■ Exercise ■
Return every line of the data exactly as it stands.

■ Records ■
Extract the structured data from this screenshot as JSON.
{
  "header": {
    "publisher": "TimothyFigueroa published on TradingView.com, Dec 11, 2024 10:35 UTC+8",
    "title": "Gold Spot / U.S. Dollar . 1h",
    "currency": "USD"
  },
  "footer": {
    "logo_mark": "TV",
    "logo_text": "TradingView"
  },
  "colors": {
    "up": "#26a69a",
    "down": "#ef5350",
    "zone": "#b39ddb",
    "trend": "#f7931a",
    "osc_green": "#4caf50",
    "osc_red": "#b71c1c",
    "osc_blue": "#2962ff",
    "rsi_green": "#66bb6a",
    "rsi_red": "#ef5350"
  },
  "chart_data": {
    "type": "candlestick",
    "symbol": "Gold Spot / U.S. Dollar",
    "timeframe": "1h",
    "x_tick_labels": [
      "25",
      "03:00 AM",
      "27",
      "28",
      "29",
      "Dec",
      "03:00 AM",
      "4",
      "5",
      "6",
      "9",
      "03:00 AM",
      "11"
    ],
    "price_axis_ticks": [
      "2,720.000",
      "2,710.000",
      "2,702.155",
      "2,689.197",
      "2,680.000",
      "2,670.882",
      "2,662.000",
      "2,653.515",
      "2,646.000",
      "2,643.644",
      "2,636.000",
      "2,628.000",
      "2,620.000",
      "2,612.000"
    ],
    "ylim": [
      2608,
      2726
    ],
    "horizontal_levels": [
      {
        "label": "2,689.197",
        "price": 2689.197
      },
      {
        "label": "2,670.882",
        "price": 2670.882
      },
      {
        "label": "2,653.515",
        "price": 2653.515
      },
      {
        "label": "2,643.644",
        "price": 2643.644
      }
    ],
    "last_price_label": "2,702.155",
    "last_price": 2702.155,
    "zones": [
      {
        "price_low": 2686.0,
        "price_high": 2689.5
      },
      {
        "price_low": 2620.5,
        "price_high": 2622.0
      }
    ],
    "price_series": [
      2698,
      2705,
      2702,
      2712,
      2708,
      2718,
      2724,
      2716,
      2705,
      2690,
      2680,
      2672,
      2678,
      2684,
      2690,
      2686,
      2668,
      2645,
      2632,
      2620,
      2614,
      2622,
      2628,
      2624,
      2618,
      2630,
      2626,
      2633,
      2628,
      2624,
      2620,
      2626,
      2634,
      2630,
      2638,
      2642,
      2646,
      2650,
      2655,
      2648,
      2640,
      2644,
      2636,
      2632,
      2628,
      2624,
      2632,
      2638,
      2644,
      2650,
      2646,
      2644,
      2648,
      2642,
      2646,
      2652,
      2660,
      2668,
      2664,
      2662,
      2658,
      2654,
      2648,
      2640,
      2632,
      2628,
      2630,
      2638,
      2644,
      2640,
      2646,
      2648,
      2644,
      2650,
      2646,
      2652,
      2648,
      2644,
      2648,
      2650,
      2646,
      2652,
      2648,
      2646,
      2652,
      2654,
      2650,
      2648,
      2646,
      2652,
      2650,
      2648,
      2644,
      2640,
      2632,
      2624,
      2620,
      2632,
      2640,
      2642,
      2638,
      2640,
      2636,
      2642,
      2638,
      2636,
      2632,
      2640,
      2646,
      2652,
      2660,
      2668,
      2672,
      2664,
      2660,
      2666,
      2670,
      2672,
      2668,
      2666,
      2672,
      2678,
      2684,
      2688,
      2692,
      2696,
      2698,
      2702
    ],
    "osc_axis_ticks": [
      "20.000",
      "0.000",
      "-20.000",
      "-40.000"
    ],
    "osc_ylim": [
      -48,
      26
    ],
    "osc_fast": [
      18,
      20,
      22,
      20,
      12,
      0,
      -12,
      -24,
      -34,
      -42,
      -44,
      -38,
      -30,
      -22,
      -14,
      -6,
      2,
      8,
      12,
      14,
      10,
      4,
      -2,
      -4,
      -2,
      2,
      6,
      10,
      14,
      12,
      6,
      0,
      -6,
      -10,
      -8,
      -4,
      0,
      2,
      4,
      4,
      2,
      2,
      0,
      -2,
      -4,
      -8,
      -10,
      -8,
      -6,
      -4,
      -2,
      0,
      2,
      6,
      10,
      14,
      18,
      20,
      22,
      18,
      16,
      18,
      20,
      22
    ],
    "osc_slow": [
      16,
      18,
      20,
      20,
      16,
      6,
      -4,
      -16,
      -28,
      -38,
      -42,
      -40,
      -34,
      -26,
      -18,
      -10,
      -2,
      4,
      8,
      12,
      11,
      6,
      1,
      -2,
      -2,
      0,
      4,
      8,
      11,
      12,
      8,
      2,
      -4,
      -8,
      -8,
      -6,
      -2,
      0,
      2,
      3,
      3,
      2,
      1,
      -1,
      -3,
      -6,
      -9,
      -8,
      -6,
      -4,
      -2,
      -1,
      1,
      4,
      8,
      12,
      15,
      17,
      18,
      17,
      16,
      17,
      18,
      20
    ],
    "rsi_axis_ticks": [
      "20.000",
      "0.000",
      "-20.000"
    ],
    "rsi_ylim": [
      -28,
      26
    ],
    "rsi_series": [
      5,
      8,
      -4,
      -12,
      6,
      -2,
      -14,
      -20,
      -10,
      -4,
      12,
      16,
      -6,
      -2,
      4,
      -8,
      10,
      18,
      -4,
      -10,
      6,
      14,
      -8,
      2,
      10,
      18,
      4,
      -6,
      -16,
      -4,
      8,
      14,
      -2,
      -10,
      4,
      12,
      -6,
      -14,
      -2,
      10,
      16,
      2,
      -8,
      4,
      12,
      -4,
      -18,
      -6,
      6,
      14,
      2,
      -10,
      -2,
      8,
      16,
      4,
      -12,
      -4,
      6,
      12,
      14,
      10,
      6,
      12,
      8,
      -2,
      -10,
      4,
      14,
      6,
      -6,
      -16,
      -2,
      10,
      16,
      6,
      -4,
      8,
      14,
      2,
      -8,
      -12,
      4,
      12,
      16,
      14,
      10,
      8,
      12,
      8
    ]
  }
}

■ Solution for this problem ■
Extract the structured data from this screenshot as JSON.
{
  "header": {
    "publisher": "TimothyFigueroa published on TradingView.com, Dec 11, 2024 10:35 UTC+8",
    "title": "Gold Spot / U.S. Dollar . 1h",
    "currency": "USD"
  },
  "footer": {
    "logo_mark": "TV",
    "logo_text": "TradingView"
  },
  "colors": {
    "up": "#26a69a",
    "down": "#ef5350",
    "zone": "#b39ddb",
    "trend": "#f7931a",
    "osc_green": "#4caf50",
    "osc_red": "#b71c1c",
    "osc_blue": "#2962ff",
    "rsi_green": "#66bb6a",
    "rsi_red": "#ef5350"
  },
  "chart_data": {
    "type": "candlestick",
    "symbol": "Gold Spot / U.S. Dollar",
    "timeframe": "1h",
    "x_tick_labels": [
      "25",
      "03:00 AM",
      "27",
      "28",
      "29",
      "Dec",
      "03:00 AM",
      "4",
      "5",
      "6",
      "9",
      "03:00 AM",
      "11"
    ],
    "price_axis_ticks": [
      "2,720.000",
      "2,710.000",
      "2,702.155",
      "2,689.197",
      "2,680.000",
      "2,670.882",
      "2,662.000",
      "2,653.515",
      "2,646.000",
      "2,643.644",
      "2,636.000",
      "2,628.000",
      "2,620.000",
      "2,612.000"
    ],
    "ylim": [
      2608,
      2726
    ],
    "horizontal_levels": [
      {
        "label": "2,689.197",
        "price": 2689.197
      },
      {
        "label": "2,670.882",
        "price": 2670.882
      },
      {
        "label": "2,653.515",
        "price": 2653.515
      },
      {
        "label": "2,643.644",
        "price": 2643.644
      }
    ],
    "last_price_label": "2,702.155",
    "last_price": 2702.155,
    "zones": [
      {
        "price_low": 2686.0,
        "price_high": 2689.5
      },
      {
        "price_low": 2620.5,
        "price_high": 2622.0
      }
    ],
    "price_series": [
      2698,
      2705,
      2702,
      2712,
      2708,
      2718,
      2724,
      2716,
      2705,
      2690,
      2680,
      2672,
      2678,
      2684,
      2690,
      2686,
      2668,
      2645,
      2632,
      2620,
      2614,
      2622,
      2628,
      2624,
      2618,
      2630,
      2626,
      2633,
      2628,
      2624,
      2620,
      2626,
      2634,
      2630,
      2638,
      2642,
      2646,
      2650,
      2655,
      2648,
      2640,
      2644,
      2636,
      2632,
      2628,
      2624,
      2632,
      2638,
      2644,
      2650,
      2646,
      2644,
      2648,
      2642,
      2646,
      2652,
      2660,
      2668,
      2664,
      2662,
      2658,
      2654,
      2648,
      2640,
      2632,
      2628,
      2630,
      2638,
      2644,
      2640,
      2646,
      2648,
      2644,
      2650,
      2646,
      2652,
      2648,
      2644,
      2648,
      2650,
      2646,
      2652,
      2648,
      2646,
      2652,
      2654,
      2650,
      2648,
      2646,
      2652,
      2650,
      2648,
      2644,
      2640,
      2632,
      2624,
      2620,
      2632,
      2640,
      2642,
      2638,
      2640,
      2636,
      2642,
      2638,
      2636,
      2632,
      2640,
      2646,
      2652,
      2660,
      2668,
      2672,
      2664,
      2660,
      2666,
      2670,
      2672,
      2668,
      2666,
      2672,
      2678,
      2684,
      2688,
      2692,
      2696,
      2698,
      2702
    ],
    "osc_axis_ticks": [
      "20.000",
      "0.000",
      "-20.000",
      "-40.000"
    ],
    "osc_ylim": [
      -48,
      26
    ],
    "osc_fast": [
      18,
      20,
      22,
      20,
      12,
      0,
      -12,
      -24,
      -34,
      -42,
      -44,
      -38,
      -30,
      -22,
      -14,
      -6,
      2,
      8,
      12,
      14,
      10,
      4,
      -2,
      -4,
      -2,
      2,
      6,
      10,
      14,
      12,
      6,
      0,
      -6,
      -10,
      -8,
      -4,
      0,
      2,
      4,
      4,
      2,
      2,
      0,
      -2,
      -4,
      -8,
      -10,
      -8,
      -6,
      -4,
      -2,
      0,
      2,
      6,
      10,
      14,
      18,
      20,
      22,
      18,
      16,
      18,
      20,
      22
    ],
    "osc_slow": [
      16,
      18,
      20,
      20,
      16,
      6,
      -4,
      -16,
      -28,
      -38,
      -42,
      -40,
      -34,
      -26,
      -18,
      -10,
      -2,
      4,
      8,
      12,
      11,
      6,
      1,
      -2,
      -2,
      0,
      4,
      8,
      11,
      12,
      8,
      2,
      -4,
      -8,
      -8,
      -6,
      -2,
      0,
      2,
      3,
      3,
      2,
      1,
      -1,
      -3,
      -6,
      -9,
      -8,
      -6,
      -4,
      -2,
      -1,
      1,
      4,
      8,
      12,
      15,
      17,
      18,
      17,
      16,
      17,
      18,
      20
    ],
    "rsi_axis_ticks": [
      "20.000",
      "0.000",
      "-20.000"
    ],
    "rsi_ylim": [
      -28,
      26
    ],
    "rsi_series": [
      5,
      8,
      -4,
      -12,
      6,
      -2,
      -14,
      -20,
      -10,
      -4,
      12,
      16,
      -6,
      -2,
      4,
      -8,
      10,
      18,
      -4,
      -10,
      6,
      14,
      -8,
      2,
      10,
      18,
      4,
      -6,
      -16,
      -4,
      8,
      14,
      -2,
      -10,
      4,
      12,
      -6,
      -14,
      -2,
      10,
      16,
      2,
      -8,
      4,
      12,
      -4,
      -18,
      -6,
      6,
      14,
      2,
      -10,
      -2,
      8,
      16,
      4,
      -12,
      -4,
      6,
      12,
      14,
      10,
      6,
      12,
      8,
      -2,
      -10,
      4,
      14,
      6,
      -6,
      -16,
      -2,
      10,
      16,
      6,
      -4,
      8,
      14,
      2,
      -8,
      -12,
      4,
      12,
      16,
      14,
      10,
      8,
      12,
      8
    ]
  }
}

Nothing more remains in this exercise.